Sunday, September 27, 2020

"How to blur your house on Google Street View (and why you should)"

Very popular in Germany where even ordinary volk have a heightened sense of privacy.
From Mashable:
Google Street View offers up a window to the world in all its bizarre, intimate, and often raw glory. 

That window just so happens to peek into your home, as well. What that peek reveals may be more than you've bargained for — think views into bedroom windows, potential fodder for stalkers, and more. 

Thankfully, there is something you can do about it. Specifically, you can ask Google to permanently blur your house out — leaving only a smeared suggestion of a building in its place. The entire process is surprisingly easy. 
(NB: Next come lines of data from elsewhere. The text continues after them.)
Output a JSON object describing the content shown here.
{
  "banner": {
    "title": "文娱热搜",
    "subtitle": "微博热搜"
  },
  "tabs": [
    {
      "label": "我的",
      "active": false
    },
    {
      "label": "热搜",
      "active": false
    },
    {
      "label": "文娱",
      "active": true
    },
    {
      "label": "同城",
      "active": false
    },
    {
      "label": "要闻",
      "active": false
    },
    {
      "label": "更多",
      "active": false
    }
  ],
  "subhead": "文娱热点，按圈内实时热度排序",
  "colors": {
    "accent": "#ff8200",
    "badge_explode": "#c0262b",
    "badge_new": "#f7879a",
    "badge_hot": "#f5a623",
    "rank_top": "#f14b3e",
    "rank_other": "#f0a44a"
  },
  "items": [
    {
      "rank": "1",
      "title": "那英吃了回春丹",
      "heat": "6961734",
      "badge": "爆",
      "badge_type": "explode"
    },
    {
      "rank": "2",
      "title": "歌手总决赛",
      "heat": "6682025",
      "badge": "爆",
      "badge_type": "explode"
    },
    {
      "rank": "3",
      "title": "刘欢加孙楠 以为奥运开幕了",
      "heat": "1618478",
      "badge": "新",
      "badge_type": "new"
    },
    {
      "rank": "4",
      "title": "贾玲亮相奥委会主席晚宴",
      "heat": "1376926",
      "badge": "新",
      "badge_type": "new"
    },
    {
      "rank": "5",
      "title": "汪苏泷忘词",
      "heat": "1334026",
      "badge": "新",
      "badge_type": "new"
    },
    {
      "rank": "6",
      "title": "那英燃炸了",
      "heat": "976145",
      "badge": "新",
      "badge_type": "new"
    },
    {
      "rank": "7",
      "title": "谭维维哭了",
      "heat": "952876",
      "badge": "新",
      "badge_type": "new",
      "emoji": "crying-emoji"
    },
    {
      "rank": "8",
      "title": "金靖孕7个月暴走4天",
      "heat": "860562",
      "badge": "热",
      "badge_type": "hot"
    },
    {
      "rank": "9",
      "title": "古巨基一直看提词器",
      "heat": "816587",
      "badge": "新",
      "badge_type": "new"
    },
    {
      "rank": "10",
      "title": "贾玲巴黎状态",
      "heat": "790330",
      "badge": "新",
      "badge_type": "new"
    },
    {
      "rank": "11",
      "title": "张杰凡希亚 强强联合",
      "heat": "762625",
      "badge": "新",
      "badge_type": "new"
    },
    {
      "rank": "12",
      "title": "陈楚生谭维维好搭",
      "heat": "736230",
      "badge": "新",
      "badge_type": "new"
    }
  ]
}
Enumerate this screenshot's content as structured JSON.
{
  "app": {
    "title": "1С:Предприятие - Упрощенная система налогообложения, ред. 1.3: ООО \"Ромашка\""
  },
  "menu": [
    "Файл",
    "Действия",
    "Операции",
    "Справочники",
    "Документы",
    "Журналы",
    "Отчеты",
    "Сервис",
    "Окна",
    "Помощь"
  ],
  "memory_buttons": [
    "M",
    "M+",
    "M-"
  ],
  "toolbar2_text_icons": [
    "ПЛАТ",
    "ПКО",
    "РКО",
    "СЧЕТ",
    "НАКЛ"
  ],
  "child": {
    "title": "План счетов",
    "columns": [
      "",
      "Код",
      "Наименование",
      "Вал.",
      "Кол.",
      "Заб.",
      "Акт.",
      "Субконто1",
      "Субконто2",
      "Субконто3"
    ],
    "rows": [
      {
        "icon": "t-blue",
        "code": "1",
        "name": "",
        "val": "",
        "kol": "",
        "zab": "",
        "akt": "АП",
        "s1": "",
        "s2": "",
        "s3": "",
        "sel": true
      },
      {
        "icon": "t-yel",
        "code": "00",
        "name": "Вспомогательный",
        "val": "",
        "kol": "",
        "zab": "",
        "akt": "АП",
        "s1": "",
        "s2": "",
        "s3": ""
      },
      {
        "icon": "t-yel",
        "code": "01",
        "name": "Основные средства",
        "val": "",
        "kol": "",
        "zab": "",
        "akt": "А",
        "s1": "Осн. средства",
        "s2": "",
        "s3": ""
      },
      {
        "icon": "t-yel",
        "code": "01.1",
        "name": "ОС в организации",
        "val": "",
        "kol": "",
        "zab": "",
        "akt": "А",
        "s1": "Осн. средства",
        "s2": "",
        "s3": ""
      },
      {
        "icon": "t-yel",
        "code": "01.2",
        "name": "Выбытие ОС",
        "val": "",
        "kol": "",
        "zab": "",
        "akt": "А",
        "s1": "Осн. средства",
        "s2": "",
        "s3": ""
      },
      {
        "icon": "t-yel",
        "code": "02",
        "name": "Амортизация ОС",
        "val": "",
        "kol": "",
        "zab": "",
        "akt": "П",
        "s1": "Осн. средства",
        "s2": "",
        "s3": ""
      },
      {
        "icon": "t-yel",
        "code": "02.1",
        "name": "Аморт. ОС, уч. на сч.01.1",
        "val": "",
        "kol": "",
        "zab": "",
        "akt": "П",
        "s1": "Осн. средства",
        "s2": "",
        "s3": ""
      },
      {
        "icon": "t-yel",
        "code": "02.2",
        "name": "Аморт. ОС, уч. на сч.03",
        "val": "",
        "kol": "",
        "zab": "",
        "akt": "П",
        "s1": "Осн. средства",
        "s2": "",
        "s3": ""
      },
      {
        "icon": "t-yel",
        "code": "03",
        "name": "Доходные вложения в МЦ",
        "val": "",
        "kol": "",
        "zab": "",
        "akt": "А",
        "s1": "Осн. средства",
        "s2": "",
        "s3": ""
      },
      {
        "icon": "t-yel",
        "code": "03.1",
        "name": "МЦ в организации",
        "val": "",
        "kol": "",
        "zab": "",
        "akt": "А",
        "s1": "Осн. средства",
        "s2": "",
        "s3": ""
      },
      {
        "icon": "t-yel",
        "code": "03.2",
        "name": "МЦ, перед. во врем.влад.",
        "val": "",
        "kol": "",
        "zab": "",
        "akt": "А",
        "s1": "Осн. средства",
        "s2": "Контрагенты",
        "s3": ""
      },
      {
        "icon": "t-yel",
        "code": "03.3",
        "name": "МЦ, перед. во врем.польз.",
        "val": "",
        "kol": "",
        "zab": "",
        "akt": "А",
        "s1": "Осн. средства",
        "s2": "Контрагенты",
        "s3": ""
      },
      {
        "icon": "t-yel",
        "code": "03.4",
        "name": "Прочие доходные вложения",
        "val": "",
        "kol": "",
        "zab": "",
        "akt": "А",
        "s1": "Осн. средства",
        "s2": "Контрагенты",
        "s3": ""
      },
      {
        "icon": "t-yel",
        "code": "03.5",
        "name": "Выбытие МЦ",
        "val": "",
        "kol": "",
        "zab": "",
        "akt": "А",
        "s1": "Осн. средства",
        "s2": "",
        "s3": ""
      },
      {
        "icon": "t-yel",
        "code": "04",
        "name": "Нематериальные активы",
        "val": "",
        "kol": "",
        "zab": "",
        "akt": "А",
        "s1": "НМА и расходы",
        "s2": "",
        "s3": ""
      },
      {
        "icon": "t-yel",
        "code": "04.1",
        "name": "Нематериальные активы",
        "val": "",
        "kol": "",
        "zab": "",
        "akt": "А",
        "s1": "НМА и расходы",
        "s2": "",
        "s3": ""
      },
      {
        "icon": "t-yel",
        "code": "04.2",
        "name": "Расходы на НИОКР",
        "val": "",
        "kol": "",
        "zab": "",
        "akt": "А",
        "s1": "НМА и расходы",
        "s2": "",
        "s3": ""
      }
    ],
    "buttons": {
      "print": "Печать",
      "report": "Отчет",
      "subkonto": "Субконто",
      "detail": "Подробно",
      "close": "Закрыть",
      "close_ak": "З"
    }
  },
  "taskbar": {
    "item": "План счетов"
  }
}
As the name would suggest, Street View, launched in 2007, provides a street-level view of many cities and towns around the world. Captured by roving vehicles and individual photographers equipped with camera-laden backpacks, the service has been controversial from the start — both in the ways you might imagine, and ways you might not. 

In 2008, the Minnesota suburb of North Oaks decided it didn't want pictures of it up on Google's service, and threatened to cite Google for trespassing. Google pulled the images down.
In 2009, the lobbying organization Privacy International filed a formal complaint to the UK's Information Commissioner's Office (ICO) alleging that Google failed to properly de-identify the people it captured. As a BBC report at the time noted, that type of failure could have serious repercussions. 

"Among them were a woman who had moved house to escape a violent partner but who was recognisable outside her new home on Street View," read the article, describing complaints made to Privacy International. "Also complaining were two colleagues pictured in an apparently compromising position who suffered embarrassment when the image was circulated at their workplace."

And that's just the obvious stuff....

Granted, if your crib is one of the places in the post immediately below, the blur itself is going to be a tell-tale but that's where your pre-positioned sound cannons and nausea inducing LED lamps come into play. Just to keep the intrusive Google guy on his toes.